The applicant wonders whether her state of mind at the time made her seem as if she were lying when she had nothing to hide. As the agency itself notes in records McClatchy obtained, the woman had been preliminarily diagnosed with post-traumatic stress disorder.
Her security-clearance request was rejected because of “personal conduct.” McClatchy couldn’t determine what the agency was most concerned about because of the redactions in the documents. Like most agencies, the CIA refused to give the applicant a copy of her recorded polygraph screening, citing policy.
The woman offered to sign a privacy waiver allowing the CIA to discuss her case but the agency said it couldn’t discuss individual cases. In a general statement about its program, the agency defended its polygraphers as “highly trained . . . among the best in their profession.”
Polygraphers who work at several agencies said asking someone about being sexually assaulted or raped could be legitimate in some cases, especially if the person brought up the topic and it seemed to be triggering a deceptive reading.
“A false rape report is a felony,” said one polygrapher, who wasn’t authorized to speak by name. “Would you want someone who files a false report of a crime to hold a sensitive government position?”
Sullivan agreed that polygraphers have a duty to follow up if someone implies that he or she has leveled any false criminal accusation. However, he said that pursuing details about someone’s rape “clearly crosses the line.”

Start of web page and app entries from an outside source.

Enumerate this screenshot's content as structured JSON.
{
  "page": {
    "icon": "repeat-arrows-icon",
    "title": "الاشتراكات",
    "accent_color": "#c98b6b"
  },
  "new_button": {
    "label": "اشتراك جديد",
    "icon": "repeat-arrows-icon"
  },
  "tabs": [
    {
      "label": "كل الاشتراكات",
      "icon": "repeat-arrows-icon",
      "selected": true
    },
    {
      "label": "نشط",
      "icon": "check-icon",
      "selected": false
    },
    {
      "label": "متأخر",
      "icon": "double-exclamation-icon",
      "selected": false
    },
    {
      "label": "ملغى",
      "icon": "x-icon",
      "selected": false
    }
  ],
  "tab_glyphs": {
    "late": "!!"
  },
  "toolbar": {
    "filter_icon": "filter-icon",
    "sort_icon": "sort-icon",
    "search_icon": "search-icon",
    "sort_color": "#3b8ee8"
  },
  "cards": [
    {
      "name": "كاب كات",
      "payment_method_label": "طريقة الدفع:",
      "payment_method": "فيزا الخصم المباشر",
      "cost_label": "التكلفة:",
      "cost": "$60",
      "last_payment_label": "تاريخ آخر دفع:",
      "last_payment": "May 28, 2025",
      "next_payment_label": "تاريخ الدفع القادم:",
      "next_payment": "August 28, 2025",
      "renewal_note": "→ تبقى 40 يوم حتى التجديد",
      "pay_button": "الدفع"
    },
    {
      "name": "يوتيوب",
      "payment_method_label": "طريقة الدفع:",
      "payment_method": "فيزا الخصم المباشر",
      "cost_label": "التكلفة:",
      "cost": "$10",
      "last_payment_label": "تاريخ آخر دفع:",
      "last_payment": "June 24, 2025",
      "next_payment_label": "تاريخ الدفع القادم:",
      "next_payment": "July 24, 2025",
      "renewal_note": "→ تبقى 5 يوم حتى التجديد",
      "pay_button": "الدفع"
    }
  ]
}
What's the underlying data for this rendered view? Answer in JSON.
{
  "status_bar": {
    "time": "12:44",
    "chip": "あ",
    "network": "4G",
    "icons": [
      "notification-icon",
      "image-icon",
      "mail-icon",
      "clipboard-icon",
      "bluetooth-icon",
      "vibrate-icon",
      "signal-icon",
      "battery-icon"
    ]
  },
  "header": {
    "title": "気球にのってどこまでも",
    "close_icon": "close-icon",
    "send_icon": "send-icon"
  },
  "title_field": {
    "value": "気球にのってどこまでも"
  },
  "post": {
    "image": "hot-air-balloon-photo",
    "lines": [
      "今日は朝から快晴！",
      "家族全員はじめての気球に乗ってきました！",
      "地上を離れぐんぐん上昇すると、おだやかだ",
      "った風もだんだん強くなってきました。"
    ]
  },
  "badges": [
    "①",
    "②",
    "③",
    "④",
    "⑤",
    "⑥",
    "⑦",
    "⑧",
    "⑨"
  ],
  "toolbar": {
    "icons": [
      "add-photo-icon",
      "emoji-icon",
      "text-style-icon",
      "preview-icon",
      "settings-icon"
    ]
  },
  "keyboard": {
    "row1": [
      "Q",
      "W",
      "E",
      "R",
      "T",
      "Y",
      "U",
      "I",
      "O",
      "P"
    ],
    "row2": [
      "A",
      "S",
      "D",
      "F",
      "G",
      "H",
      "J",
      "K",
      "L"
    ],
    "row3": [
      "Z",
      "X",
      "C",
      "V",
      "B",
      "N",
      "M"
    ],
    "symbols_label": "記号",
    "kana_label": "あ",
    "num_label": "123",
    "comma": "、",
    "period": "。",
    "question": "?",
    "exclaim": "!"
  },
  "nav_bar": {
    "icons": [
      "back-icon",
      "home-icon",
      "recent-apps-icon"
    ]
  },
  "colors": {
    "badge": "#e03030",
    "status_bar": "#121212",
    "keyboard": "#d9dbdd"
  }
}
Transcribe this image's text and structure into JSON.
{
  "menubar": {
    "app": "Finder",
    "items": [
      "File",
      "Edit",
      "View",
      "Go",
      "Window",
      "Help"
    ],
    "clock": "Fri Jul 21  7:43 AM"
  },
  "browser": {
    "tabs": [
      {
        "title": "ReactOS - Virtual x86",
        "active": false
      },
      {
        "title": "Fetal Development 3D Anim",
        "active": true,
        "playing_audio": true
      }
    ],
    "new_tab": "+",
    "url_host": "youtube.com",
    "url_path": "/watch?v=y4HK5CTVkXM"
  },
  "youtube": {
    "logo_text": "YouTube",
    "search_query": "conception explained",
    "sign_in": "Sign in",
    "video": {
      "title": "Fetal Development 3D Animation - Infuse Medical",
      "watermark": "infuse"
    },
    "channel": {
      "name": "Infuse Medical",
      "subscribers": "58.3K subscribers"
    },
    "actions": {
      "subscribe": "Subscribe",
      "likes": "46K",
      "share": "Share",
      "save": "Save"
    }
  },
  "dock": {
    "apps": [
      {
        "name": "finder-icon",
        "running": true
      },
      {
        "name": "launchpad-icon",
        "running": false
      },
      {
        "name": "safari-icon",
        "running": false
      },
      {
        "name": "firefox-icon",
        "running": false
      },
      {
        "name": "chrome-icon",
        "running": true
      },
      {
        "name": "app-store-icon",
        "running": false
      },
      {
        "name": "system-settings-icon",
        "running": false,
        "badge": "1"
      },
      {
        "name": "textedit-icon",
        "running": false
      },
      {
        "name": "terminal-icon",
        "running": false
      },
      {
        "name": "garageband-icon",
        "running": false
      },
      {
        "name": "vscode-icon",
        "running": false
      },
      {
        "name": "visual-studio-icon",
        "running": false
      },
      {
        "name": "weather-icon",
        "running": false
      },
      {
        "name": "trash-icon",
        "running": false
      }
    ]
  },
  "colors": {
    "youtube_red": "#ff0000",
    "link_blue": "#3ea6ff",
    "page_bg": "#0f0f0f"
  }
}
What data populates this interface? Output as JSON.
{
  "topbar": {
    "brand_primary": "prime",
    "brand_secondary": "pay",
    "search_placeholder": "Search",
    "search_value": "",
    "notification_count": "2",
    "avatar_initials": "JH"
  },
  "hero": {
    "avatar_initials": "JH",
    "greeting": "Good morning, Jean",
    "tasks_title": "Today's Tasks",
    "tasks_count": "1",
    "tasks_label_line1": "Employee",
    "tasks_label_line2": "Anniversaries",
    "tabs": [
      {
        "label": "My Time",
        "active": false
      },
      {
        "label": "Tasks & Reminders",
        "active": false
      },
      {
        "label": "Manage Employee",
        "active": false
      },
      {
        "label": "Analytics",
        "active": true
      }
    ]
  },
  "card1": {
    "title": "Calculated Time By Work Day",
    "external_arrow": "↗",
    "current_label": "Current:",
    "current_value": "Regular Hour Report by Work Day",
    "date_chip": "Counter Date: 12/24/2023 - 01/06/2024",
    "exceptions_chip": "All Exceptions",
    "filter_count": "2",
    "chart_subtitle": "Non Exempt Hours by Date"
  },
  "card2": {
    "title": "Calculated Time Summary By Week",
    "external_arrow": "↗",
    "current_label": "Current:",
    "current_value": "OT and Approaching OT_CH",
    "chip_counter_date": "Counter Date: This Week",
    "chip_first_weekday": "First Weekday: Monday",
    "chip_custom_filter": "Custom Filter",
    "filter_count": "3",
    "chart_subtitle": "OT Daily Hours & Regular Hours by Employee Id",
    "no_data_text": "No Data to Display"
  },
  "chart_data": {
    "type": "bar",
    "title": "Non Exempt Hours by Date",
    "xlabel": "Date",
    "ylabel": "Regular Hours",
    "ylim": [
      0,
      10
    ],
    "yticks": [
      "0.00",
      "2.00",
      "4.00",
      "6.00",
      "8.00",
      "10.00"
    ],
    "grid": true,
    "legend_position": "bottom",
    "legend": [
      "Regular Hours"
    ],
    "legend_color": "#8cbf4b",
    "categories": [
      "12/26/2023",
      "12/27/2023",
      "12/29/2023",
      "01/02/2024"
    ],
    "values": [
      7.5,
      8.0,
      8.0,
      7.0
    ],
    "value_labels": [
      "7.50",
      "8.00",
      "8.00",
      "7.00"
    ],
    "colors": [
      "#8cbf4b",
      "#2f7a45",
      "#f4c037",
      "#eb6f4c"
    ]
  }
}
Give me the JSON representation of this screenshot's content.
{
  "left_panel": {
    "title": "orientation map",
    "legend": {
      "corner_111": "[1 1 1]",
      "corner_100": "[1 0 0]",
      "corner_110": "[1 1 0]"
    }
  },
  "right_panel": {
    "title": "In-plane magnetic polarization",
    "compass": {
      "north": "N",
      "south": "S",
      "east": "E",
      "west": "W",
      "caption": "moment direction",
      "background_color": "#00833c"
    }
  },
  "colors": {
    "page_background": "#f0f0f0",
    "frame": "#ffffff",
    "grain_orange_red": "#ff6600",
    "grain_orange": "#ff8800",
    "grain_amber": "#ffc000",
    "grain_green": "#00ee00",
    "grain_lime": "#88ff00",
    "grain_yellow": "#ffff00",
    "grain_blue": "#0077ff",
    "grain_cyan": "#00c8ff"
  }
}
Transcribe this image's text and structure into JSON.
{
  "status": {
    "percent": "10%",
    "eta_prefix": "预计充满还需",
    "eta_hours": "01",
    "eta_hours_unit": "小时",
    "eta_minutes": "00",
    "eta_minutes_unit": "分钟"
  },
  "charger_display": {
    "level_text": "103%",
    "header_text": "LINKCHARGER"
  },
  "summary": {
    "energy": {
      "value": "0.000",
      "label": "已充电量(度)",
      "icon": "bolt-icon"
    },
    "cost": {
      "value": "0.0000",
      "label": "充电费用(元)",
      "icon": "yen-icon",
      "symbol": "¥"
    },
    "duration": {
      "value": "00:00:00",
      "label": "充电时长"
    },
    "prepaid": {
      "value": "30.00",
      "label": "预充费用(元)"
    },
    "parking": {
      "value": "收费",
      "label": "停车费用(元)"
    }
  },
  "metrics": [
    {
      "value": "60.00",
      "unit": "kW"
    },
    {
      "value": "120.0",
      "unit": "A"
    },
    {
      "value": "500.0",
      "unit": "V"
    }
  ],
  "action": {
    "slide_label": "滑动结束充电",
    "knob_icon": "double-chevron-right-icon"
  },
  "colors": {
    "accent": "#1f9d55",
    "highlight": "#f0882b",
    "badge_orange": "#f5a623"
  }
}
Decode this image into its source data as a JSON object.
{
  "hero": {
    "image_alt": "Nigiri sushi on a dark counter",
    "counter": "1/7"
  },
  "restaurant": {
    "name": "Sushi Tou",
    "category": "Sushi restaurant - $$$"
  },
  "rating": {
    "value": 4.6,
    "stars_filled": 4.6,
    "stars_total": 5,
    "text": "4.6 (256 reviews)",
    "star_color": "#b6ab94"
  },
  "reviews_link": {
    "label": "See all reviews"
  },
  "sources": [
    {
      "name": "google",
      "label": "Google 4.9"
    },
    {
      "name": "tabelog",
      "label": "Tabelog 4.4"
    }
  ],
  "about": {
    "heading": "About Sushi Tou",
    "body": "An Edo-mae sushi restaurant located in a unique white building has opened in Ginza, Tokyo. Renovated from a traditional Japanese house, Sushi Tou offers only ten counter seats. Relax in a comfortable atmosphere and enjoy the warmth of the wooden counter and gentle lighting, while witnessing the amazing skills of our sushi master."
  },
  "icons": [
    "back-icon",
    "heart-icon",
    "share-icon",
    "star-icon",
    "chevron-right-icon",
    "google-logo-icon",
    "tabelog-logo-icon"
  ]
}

“I can’t see how you can get anyone who is a victim of a rape to get through a polygraph once the emotional response is triggered,” he said. “I would question whether this is something that they really need to know about in the first place.”
Tish Wells contributed to this article.